Detailed Example Workflow
In the following example, we will use the steps from the previous section to cache data from Revit and perform an optimization process to find the best solution. Then, we'll push the result back to Revit.
The intention of this workflow is to find the best location for a desk in the office floor plate, where it maximizes the number of views to the outside.
To do this, the information we need to cache in the
Data.Remembernode includes all the geometry relating to the bounding elements of the room (walls, doors, windows and internal obstructions).
With this data, we will perform an optimization process to determine the best location for the desk from the thousands of permutations, before using the result and pushing the value back into Revit.
The first step is to create our script. Remember, our script needs to contain both the generator (to create the different options) and the evaluators (to assess the performance of each option against our criteria).
In this example, there is little work required to extract the correct geometry from each of the Revit elements.
For this workflow, we need a set of polygons across a common plane. To get this information, we use a combinations of nodes in Dynamo to extract it from the walls, windows and internal columns. Once we have this geometry, we can use the
Data.Remembernode to cache the values in the script.
In this example the data.gate node can be used to create an instance of a desk in the desired location assigned by Generative Design.
The generator of the script determines how Generative Design will move the point around the available space to find the best location.
The evaluator of the script determines how each design option scores in relation to our overall goal. Remember the goal of this workflow was to maximize the number of views to outside.
To enable this, we have a custom node that takes in the following inputs:
- view segments (windows)
- origin (point location)
- boundary (overall floor plate)
- internals (any internal obstructions)
The output of the node returns both a visual and non-visual output:
- visible segments (sections of windows that can be seen from the point)
- score (a number between 0-1 that denotes a percentage amount of the total 360° view from the point)
With the graph correctly set up and run once in D4R to cache the data, we can close Dynamo and Revit and open Dynamo Sandbox.
As we know from the previous example, the Revit nodes upstream of the
Data.Remembernode are marked as unresolved, but on running the graph the values are still cached in the
For this study, we want to

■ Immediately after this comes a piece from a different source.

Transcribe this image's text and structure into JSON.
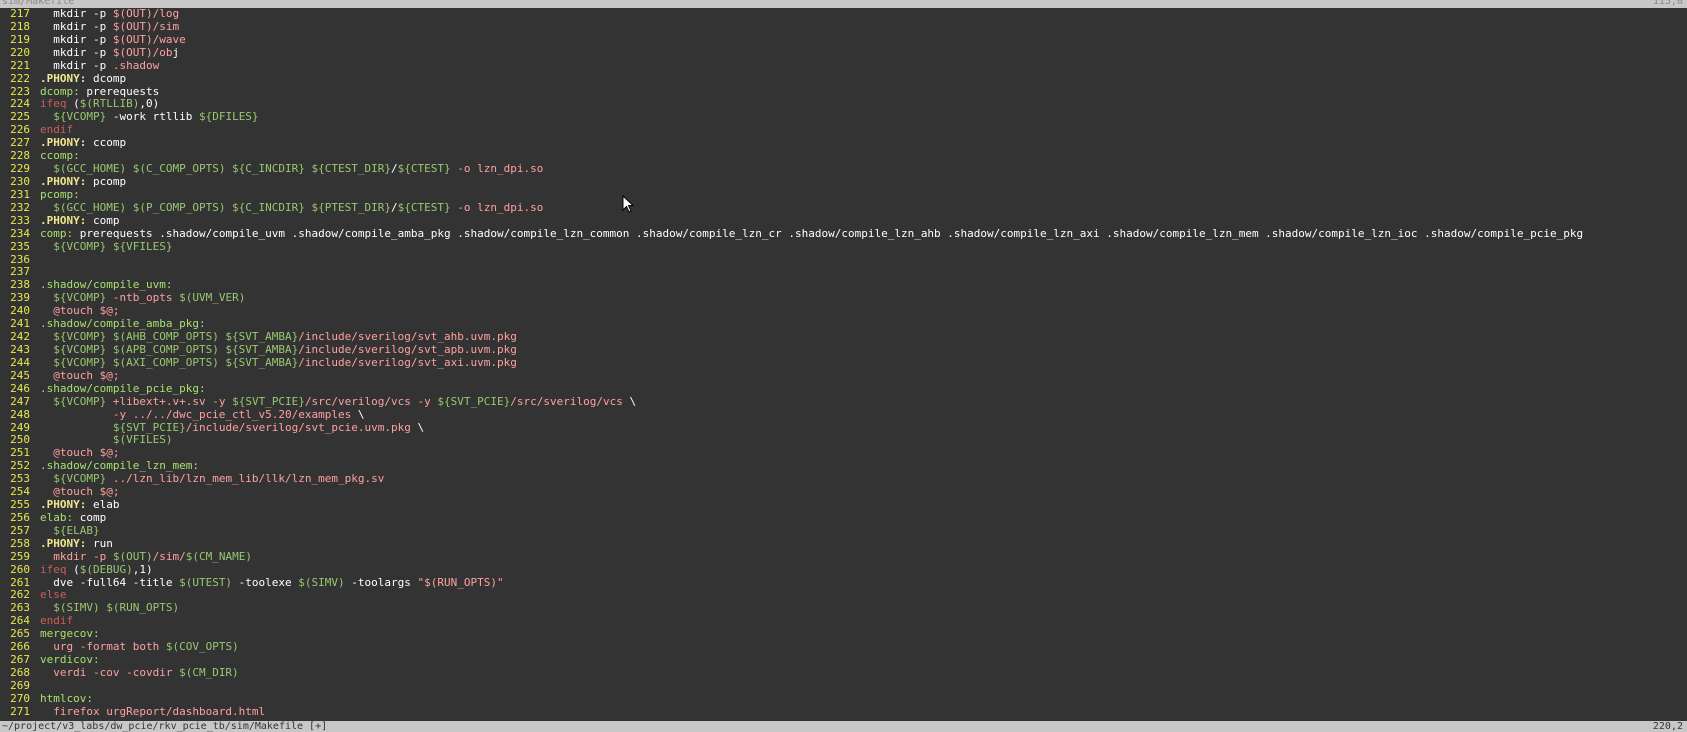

Maximizethe result. The automation works to solve the design problem, taking into account the pre-defined population size and amount of generations .
In Generative Design, select 'Optimize' (for more details on how to run an optimization process, please refer to the 'Optimization' section). We also want to maximize the result, so select 'Maximize'.
Generative Design then works to solve the design problem, taking into account the pre-defined population size and amount of generations .
When you choose your option in Explore Outcomes, the input values used by the generator in Dynamo will be set to the same nodes. Saving the graph saves these values back to the Dynamo file. If we close Dynamo Sandbox at this point and reopen Revit, we can also add additional Revit nodes to the end of the graph. This will take the point generated by the best option in Generative Design and place our desk (family instance).
Saving the graph saves these values back to the Dynamo file. If we close Dynamo Sandbox at this point and reopen Revit, we can also add additional Revit nodes to the end of the graph.
This will take the point generated by the best option in Generative Design and place our desk (or family instance).